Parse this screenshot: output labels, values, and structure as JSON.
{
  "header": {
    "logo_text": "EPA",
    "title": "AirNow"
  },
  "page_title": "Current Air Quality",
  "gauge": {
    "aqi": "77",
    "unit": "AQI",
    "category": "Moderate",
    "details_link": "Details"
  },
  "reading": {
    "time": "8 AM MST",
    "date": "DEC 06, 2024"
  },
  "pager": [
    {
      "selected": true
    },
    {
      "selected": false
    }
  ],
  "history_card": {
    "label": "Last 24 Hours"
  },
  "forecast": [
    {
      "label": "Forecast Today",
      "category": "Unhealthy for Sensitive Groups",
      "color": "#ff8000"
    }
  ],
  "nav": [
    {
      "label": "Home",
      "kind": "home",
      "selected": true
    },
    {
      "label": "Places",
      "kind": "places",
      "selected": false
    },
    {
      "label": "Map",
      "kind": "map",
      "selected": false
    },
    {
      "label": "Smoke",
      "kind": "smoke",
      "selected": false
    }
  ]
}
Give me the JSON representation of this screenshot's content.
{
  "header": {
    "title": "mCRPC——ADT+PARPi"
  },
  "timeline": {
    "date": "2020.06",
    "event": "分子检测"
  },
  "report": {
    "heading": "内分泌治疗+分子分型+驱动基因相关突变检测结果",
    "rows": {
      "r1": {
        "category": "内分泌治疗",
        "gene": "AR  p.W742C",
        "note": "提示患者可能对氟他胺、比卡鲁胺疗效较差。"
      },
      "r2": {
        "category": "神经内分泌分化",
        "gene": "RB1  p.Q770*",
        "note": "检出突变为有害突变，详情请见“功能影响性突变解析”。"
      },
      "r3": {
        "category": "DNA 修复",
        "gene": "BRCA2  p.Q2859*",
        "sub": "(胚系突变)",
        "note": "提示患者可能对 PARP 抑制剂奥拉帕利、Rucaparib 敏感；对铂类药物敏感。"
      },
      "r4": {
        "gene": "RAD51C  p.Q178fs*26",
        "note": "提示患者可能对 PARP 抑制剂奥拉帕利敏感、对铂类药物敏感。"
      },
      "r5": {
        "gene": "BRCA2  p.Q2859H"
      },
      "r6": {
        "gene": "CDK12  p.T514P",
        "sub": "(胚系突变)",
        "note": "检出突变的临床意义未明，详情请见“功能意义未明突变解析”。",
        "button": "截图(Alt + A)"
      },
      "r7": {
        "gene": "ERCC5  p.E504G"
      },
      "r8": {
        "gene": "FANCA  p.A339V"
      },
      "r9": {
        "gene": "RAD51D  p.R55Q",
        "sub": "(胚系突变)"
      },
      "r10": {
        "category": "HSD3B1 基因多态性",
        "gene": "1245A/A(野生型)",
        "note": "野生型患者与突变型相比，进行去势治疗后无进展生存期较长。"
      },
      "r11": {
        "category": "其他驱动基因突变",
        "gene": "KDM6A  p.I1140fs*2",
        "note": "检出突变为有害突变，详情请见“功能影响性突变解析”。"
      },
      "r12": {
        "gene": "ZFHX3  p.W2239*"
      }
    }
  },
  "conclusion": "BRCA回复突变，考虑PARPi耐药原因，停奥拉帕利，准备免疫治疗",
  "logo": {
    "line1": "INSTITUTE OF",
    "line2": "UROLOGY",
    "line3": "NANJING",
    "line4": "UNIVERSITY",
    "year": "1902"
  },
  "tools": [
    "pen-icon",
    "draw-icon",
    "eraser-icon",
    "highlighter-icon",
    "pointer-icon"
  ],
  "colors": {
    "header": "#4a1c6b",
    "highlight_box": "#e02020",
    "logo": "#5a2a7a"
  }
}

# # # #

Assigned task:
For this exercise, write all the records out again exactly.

Exercise solution:
Parse this screenshot: output labels, values, and structure as JSON.
{
  "header": {
    "logo_text": "EPA",
    "title": "AirNow"
  },
  "page_title": "Current Air Quality",
  "gauge": {
    "aqi": "77",
    "unit": "AQI",
    "category": "Moderate",
    "details_link": "Details"
  },
  "reading": {
    "time": "8 AM MST",
    "date": "DEC 06, 2024"
  },
  "pager": [
    {
      "selected": true
    },
    {
      "selected": false
    }
  ],
  "history_card": {
    "label": "Last 24 Hours"
  },
  "forecast": [
    {
      "label": "Forecast Today",
      "category": "Unhealthy for Sensitive Groups",
      "color": "#ff8000"
    }
  ],
  "nav": [
    {
      "label": "Home",
      "kind": "home",
      "selected": true
    },
    {
      "label": "Places",
      "kind": "places",
      "selected": false
    },
    {
      "label": "Map",
      "kind": "map",
      "selected": false
    },
    {
      "label": "Smoke",
      "kind": "smoke",
      "selected": false
    }
  ]
}
Give me the JSON representation of this screenshot's content.
{
  "header": {
    "title": "mCRPC——ADT+PARPi"
  },
  "timeline": {
    "date": "2020.06",
    "event": "分子检测"
  },
  "report": {
    "heading": "内分泌治疗+分子分型+驱动基因相关突变检测结果",
    "rows": {
      "r1": {
        "category": "内分泌治疗",
        "gene": "AR  p.W742C",
        "note": "提示患者可能对氟他胺、比卡鲁胺疗效较差。"
      },
      "r2": {
        "category": "神经内分泌分化",
        "gene": "RB1  p.Q770*",
        "note": "检出突变为有害突变，详情请见“功能影响性突变解析”。"
      },
      "r3": {
        "category": "DNA 修复",
        "gene": "BRCA2  p.Q2859*",
        "sub": "(胚系突变)",
        "note": "提示患者可能对 PARP 抑制剂奥拉帕利、Rucaparib 敏感；对铂类药物敏感。"
      },
      "r4": {
        "gene": "RAD51C  p.Q178fs*26",
        "note": "提示患者可能对 PARP 抑制剂奥拉帕利敏感、对铂类药物敏感。"
      },
      "r5": {
        "gene": "BRCA2  p.Q2859H"
      },
      "r6": {
        "gene": "CDK12  p.T514P",
        "sub": "(胚系突变)",
        "note": "检出突变的临床意义未明，详情请见“功能意义未明突变解析”。",
        "button": "截图(Alt + A)"
      },
      "r7": {
        "gene": "ERCC5  p.E504G"
      },
      "r8": {
        "gene": "FANCA  p.A339V"
      },
      "r9": {
        "gene": "RAD51D  p.R55Q",
        "sub": "(胚系突变)"
      },
      "r10": {
        "category": "HSD3B1 基因多态性",
        "gene": "1245A/A(野生型)",
        "note": "野生型患者与突变型相比，进行去势治疗后无进展生存期较长。"
      },
      "r11": {
        "category": "其他驱动基因突变",
        "gene": "KDM6A  p.I1140fs*2",
        "note": "检出突变为有害突变，详情请见“功能影响性突变解析”。"
      },
      "r12": {
        "gene": "ZFHX3  p.W2239*"
      }
    }
  },
  "conclusion": "BRCA回复突变，考虑PARPi耐药原因，停奥拉帕利，准备免疫治疗",
  "logo": {
    "line1": "INSTITUTE OF",
    "line2": "UROLOGY",
    "line3": "NANJING",
    "line4": "UNIVERSITY",
    "year": "1902"
  },
  "tools": [
    "pen-icon",
    "draw-icon",
    "eraser-icon",
    "highlighter-icon",
    "pointer-icon"
  ],
  "colors": {
    "header": "#4a1c6b",
    "highlight_box": "#e02020",
    "logo": "#5a2a7a"
  }
}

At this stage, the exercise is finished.